ASMP: What is unique about your style/approach that sets your work apart from other photographers?

MS: Regarding color photography I love deep, saturated hues, but not every situation lends itself to that kind of interpretation or rendering. If I'm in a situation where color can't be effectively used in the composition, I'll photograph it in black and white, focusing on tonal contrasts. Sometimes the content must be the most salient aspect of the image, without the distraction of color. I try to combine strong composition with social content as well as fine art aesthetics with a journalistic style.

I always do research about the subject I am documenting, but I never look at what other photographers have done with the same subject. I want to be open to the events as they unfold in front of me.

It's also important that I make a relationship with the people I'm photographing. I need to make a connection with my subjects in order to make meaningful photographs that artistically express the dignity of the moment and its participants.

ASMP: What stories do you tell through "Living Hinduism: the Short Stories?"

MS: Hinduism is one of the world's oldest religions. As a result of its long history, there are numerous rituals and ceremonies that Hindus practice, and a multitude of different sects that have their own methods for performing them. In "Living Hinduism: the Short Stories," I provide a glimpse into the multifarious rites that are part of a Hindu's daily experience. I want to show the exotic of the Hindu tradition, but, more importantly, the ordinary majority of Hindus and how that tradition is intrinsic to their lives. I also want shed light on the fact that although Hinduism as it is practiced today is generally a patriarchal system, its ancient roots are matriarchal.

ASMP: How did you choose who to photograph for the series, and how did you form a relationship with them?

MS: If I find a comfortable location, I always go back to the same place or person. In that way, these people get to know who I am and what I'm trying to do; I'm no longer anonymous to them. The relationships I have formed like this often develop into friendships, and it's these friends who guide me to places and situations I could never have found in a guidebook or by following a news story.

ASMP: The series comprises both color and black-and-white images. How did you decide what to present in black and white and what to present in color?

MS: Generally, I make the decision of which rendering to use when I first begin a project. For this series, there were a lot of saturated hues that I felt would help express the emotional content of the events. Later, when I was editing my photographs and deciding what to put in the series, I found that in some cases, there was too much of the same dominant hue, image after image. That's when I decided to see what it would look like in black and white. The beauty of digital capture is that you have both available at any time (during capture or post) as long as you get your exposures right.

ASMP: How long have you been an ASMP member? What initially prompted you to join?

MS: I've been an ASMP member since 2013. I was invited by ASMP to join as an emerging photographer.

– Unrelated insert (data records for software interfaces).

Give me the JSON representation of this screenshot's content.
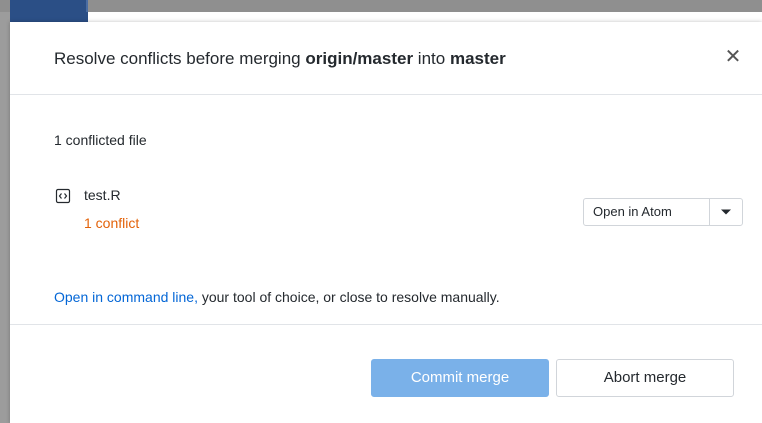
{
  "dialog": {
    "title_prefix": "Resolve conflicts before merging",
    "source_branch": "origin/master",
    "title_middle": "into",
    "target_branch": "master",
    "close_glyph": "✕"
  },
  "conflicts": {
    "summary": "1 conflicted file",
    "files": [
      {
        "icon": "file-code-icon",
        "name": "test.R",
        "conflict_count": "1 conflict",
        "open_with_label": "Open in Atom",
        "open_with_menu_icon": "caret-down-icon"
      }
    ]
  },
  "hint": {
    "link_text": "Open in command line,",
    "rest_text": " your tool of choice, or close to resolve manually."
  },
  "footer": {
    "commit_label": "Commit merge",
    "abort_label": "Abort merge"
  },
  "colors": {
    "conflict_orange": "#e36209",
    "link_blue": "#0366d6",
    "commit_disabled_blue": "#7ab1e9"
  }
}
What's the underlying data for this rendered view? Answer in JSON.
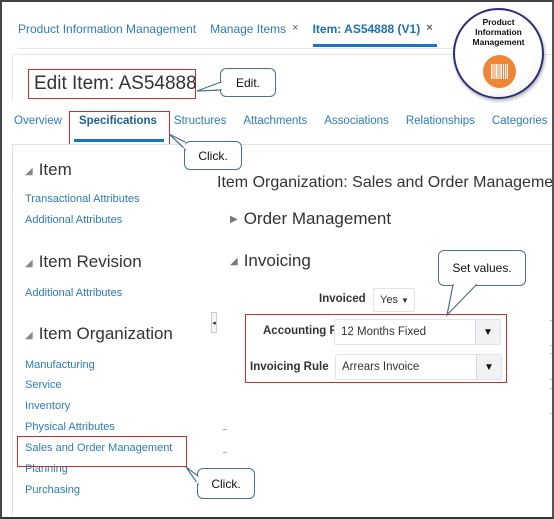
{
  "top_tabs": [
    {
      "label": "Product Information Management",
      "closable": false,
      "active": false
    },
    {
      "label": "Manage Items",
      "closable": true,
      "active": false
    },
    {
      "label": "Item: AS54888 (V1)",
      "closable": true,
      "active": true
    }
  ],
  "close_glyph": "×",
  "page_title": "Edit Item: AS54888",
  "badge": {
    "line1": "Product",
    "line2": "Information",
    "line3": "Management",
    "icon": "barcode-icon",
    "color": "#ef8636"
  },
  "sub_tabs": [
    {
      "label": "Overview",
      "active": false
    },
    {
      "label": "Specifications",
      "active": true
    },
    {
      "label": "Structures",
      "active": false
    },
    {
      "label": "Attachments",
      "active": false
    },
    {
      "label": "Associations",
      "active": false
    },
    {
      "label": "Relationships",
      "active": false
    },
    {
      "label": "Categories",
      "active": false
    }
  ],
  "left_nav": {
    "groups": [
      {
        "title": "Item",
        "links": [
          "Transactional Attributes",
          "Additional Attributes"
        ]
      },
      {
        "title": "Item Revision",
        "links": [
          "Additional Attributes"
        ]
      },
      {
        "title": "Item Organization",
        "links": [
          "Manufacturing",
          "Service",
          "Inventory",
          "Physical Attributes",
          "Sales and Order Management",
          "Planning",
          "Purchasing"
        ]
      }
    ]
  },
  "content": {
    "section_title": "Item Organization: Sales and Order Management",
    "groups": {
      "order_management": {
        "title": "Order Management",
        "expanded": false
      },
      "invoicing": {
        "title": "Invoicing",
        "expanded": true
      }
    },
    "fields": {
      "invoiced": {
        "label": "Invoiced",
        "value": "Yes"
      },
      "accounting_rule": {
        "label": "Accounting Rule",
        "value": "12 Months Fixed"
      },
      "invoicing_rule": {
        "label": "Invoicing Rule",
        "value": "Arrears Invoice"
      }
    }
  },
  "callouts": {
    "edit": "Edit.",
    "click_tab": "Click.",
    "set_values": "Set values.",
    "click_link": "Click."
  },
  "colors": {
    "link": "#2e7bb8",
    "active_underline": "#1b74c8",
    "highlight_box": "#c42f2f",
    "callout_border": "#4a6f95"
  }
}
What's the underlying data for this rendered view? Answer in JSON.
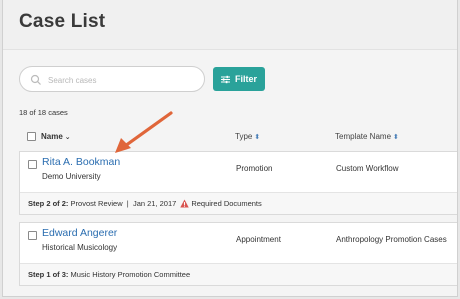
{
  "header": {
    "title": "Case List"
  },
  "search": {
    "placeholder": "Search cases",
    "value": ""
  },
  "filter": {
    "label": "Filter"
  },
  "count_text": "18 of 18 cases",
  "columns": {
    "name": "Name",
    "type": "Type",
    "template": "Template Name"
  },
  "icons": {
    "search": "search-icon",
    "filter": "sliders-icon",
    "sort": "sort-icon",
    "warning": "warning-icon",
    "annotation": "arrow-annotation"
  },
  "colors": {
    "accent": "#2aa29a",
    "link": "#2a6db0",
    "warning": "#d9534f",
    "annotation": "#e0663a"
  },
  "cases": [
    {
      "name": "Rita A. Bookman",
      "institution": "Demo University",
      "type": "Promotion",
      "template": "Custom Workflow",
      "step_label": "Step 2 of 2:",
      "step_text": "Provost Review",
      "date": "Jan 21, 2017",
      "alert": "Required Documents"
    },
    {
      "name": "Edward Angerer",
      "institution": "Historical Musicology",
      "type": "Appointment",
      "template": "Anthropology Promotion Cases",
      "step_label": "Step 1 of 3:",
      "step_text": "Music History Promotion Committee"
    }
  ]
}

ASMP: What do you consider the most valuable aspect of your ASMP membership?

MS: The business resources, the webinars, the profiles of featured photographers and the latest news regarding industry-specific issues, such as the Copyright reform. Since I'm not based in the U.S. I rely on ASMP to help me be informed of the latest developments and to continue my education on the business side of photography.

ASMP: What is the best career advice you have ever received?

MS: Photographer Bill Allard once said to me, that you have to take photographs that no one else is taking. You have to go (perhaps physically, but more importantly, mentally) where no one else is going. You have to learn to see beyond the obvious and be open to serendipity.

This was relevant when I first heard it, but it is even more important today as the world is inundated with visual media. Following your personal vision is absolutely essential.